The way of ballet training does not always provide ideal recovery time for your muscles. At professional schools, there are 5-10 classes a week. Out of necessity to complete training, this is planned for 7-8 years.
Repetition of accurate movements is the basis of ballet training. Within a ballet class, muscle groups are always alternated as the barre work progresses. Or, to be more specific, the emphasis on muscle groups changes from exercise to exercise in a well formulated class.
However, over a week's professional training there is usually one day off. That is not considered enough rest for the muscles by a lot of trainers.
If you are not in a full time dance school and you take two or three ballet classes a week, you can add pre-pointe or other practice routines to homework. You still are working every day, but you can plan for recovery time.
Make yourself a written plan. For each 4-6 week period, for example, pick three exercises using three different muscle groups.
You can practice each one on a day when you are not going to class. And rest that muscle group and work a different one on your next practice day. And so on. Make notes every 2 weeks as to how your strength feels in ballet class. Tell your teacher what you are working on, and get feed back.
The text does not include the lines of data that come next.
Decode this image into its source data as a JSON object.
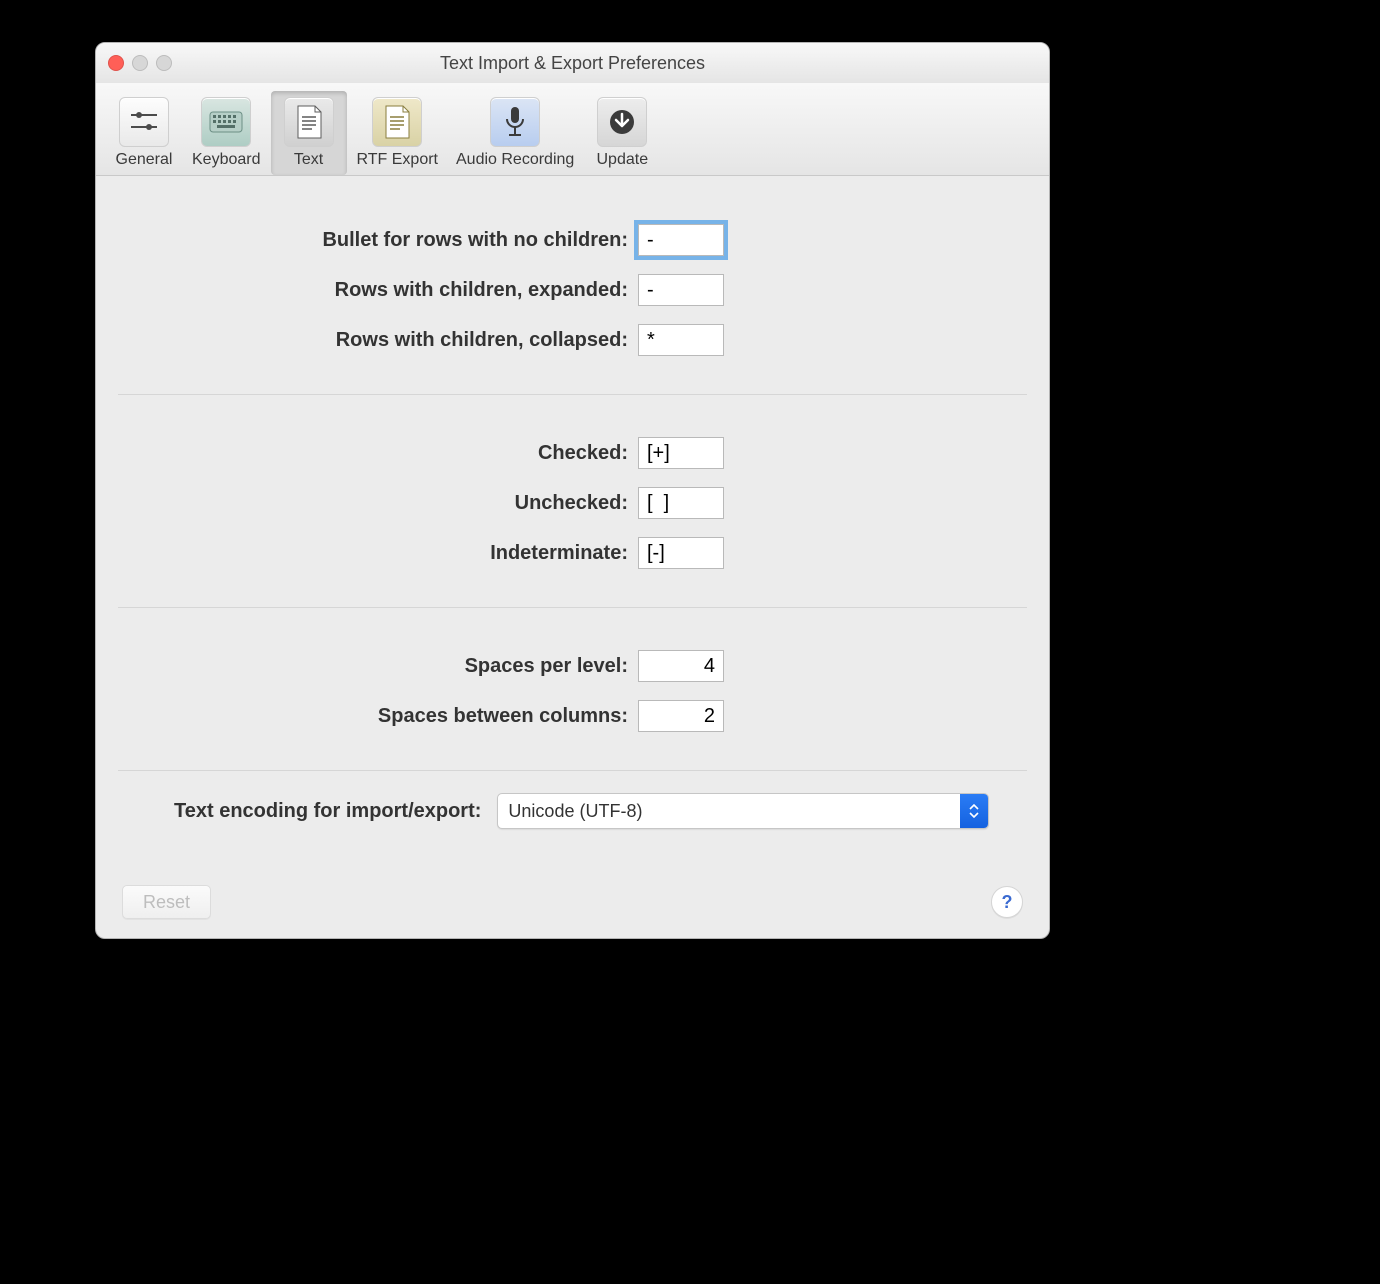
{
  "window": {
    "title": "Text Import & Export Preferences"
  },
  "toolbar": {
    "items": [
      {
        "id": "general",
        "label": "General"
      },
      {
        "id": "keyboard",
        "label": "Keyboard"
      },
      {
        "id": "text",
        "label": "Text"
      },
      {
        "id": "rtf",
        "label": "RTF Export"
      },
      {
        "id": "audio",
        "label": "Audio Recording"
      },
      {
        "id": "update",
        "label": "Update"
      }
    ],
    "selected": "text"
  },
  "fields": {
    "bullet_no_children": {
      "label": "Bullet for rows with no children:",
      "value": "-"
    },
    "bullet_expanded": {
      "label": "Rows with children, expanded:",
      "value": "-"
    },
    "bullet_collapsed": {
      "label": "Rows with children, collapsed:",
      "value": "*"
    },
    "checked": {
      "label": "Checked:",
      "value": "[+]"
    },
    "unchecked": {
      "label": "Unchecked:",
      "value": "[  ]"
    },
    "indeterminate": {
      "label": "Indeterminate:",
      "value": "[-]"
    },
    "spaces_per_level": {
      "label": "Spaces per level:",
      "value": "4"
    },
    "spaces_between_cols": {
      "label": "Spaces between columns:",
      "value": "2"
    }
  },
  "encoding": {
    "label": "Text encoding for import/export:",
    "value": "Unicode (UTF-8)"
  },
  "footer": {
    "reset_label": "Reset",
    "help_label": "?"
  }
}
For example you might choose your core muscles, your foot muscles and your turnout muscles. You can spread that out onto alternating days, and still see progress.
If you are following a professionally created regimen, you can do more work more often, per that guide. You'll be able to test yourself and keep good track of how you build strength.
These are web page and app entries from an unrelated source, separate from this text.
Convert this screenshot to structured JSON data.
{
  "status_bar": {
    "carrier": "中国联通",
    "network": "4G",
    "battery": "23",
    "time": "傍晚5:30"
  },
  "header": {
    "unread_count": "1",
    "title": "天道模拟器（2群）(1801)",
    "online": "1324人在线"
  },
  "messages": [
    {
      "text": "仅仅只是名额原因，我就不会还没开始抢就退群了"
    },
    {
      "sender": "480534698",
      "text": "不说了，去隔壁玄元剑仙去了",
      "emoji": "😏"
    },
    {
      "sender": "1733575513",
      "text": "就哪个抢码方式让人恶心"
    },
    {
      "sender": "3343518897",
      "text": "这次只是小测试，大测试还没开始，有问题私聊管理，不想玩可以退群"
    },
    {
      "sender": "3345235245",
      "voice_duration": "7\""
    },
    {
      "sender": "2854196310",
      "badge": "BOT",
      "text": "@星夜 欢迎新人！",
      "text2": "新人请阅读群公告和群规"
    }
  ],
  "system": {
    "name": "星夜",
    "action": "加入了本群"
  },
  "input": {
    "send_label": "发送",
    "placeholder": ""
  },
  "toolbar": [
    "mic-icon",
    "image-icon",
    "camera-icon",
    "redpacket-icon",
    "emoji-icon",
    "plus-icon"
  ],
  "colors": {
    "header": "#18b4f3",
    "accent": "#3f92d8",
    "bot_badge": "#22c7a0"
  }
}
Always remember to relax and stretch your muscles after working. Have a day of muscle rest, and sew your next pair of pointe shoes. Watch your favorite ballet movie and imagine yourself in your chosen part!
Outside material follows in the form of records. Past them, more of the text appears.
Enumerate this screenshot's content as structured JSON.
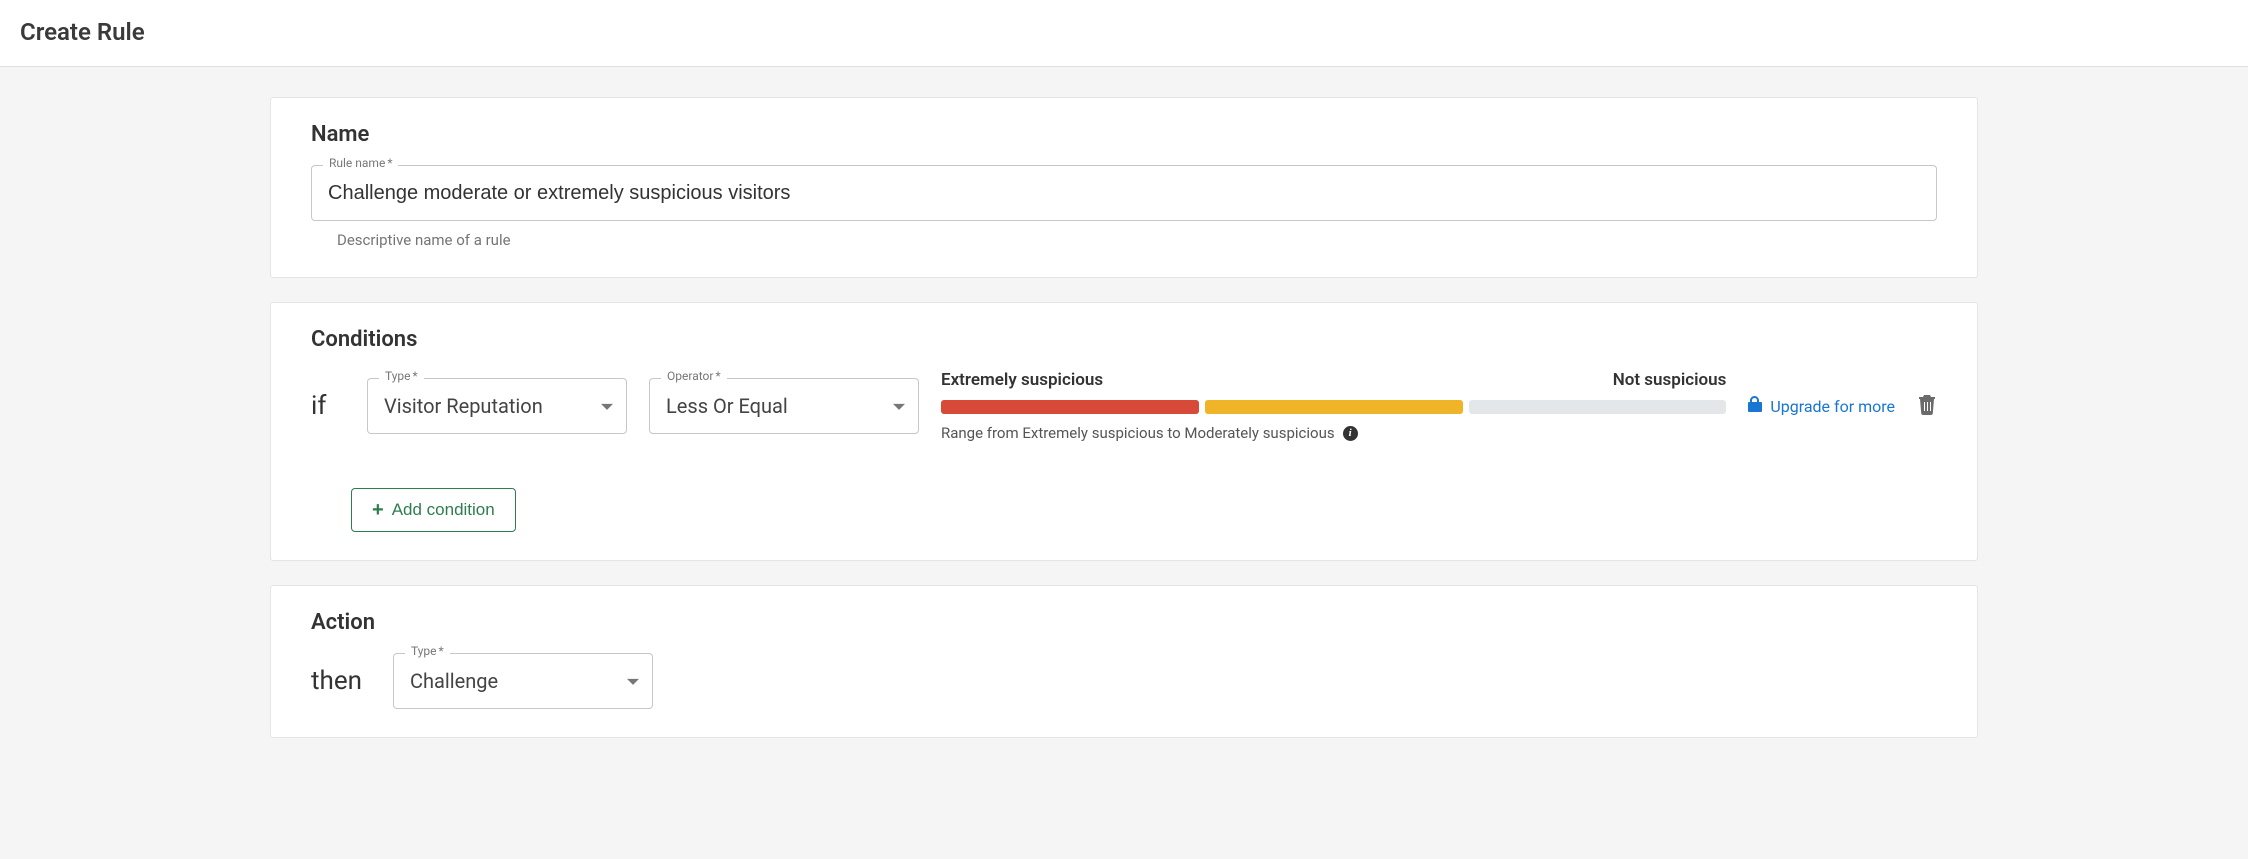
{
  "header": {
    "title": "Create Rule"
  },
  "name_section": {
    "title": "Name",
    "field_label": "Rule name",
    "value": "Challenge moderate or extremely suspicious visitors",
    "helper": "Descriptive name of a rule"
  },
  "conditions_section": {
    "title": "Conditions",
    "keyword": "if",
    "type_label": "Type",
    "type_value": "Visitor Reputation",
    "operator_label": "Operator",
    "operator_value": "Less Or Equal",
    "range_left": "Extremely suspicious",
    "range_right": "Not suspicious",
    "range_caption": "Range from Extremely suspicious to Moderately suspicious",
    "upgrade_text": "Upgrade for more",
    "add_button": "Add condition"
  },
  "action_section": {
    "title": "Action",
    "keyword": "then",
    "type_label": "Type",
    "type_value": "Challenge"
  }
}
Get your copy of a pre-pointe self-assessment and strengthening program for ballet shoes and pointe shoes.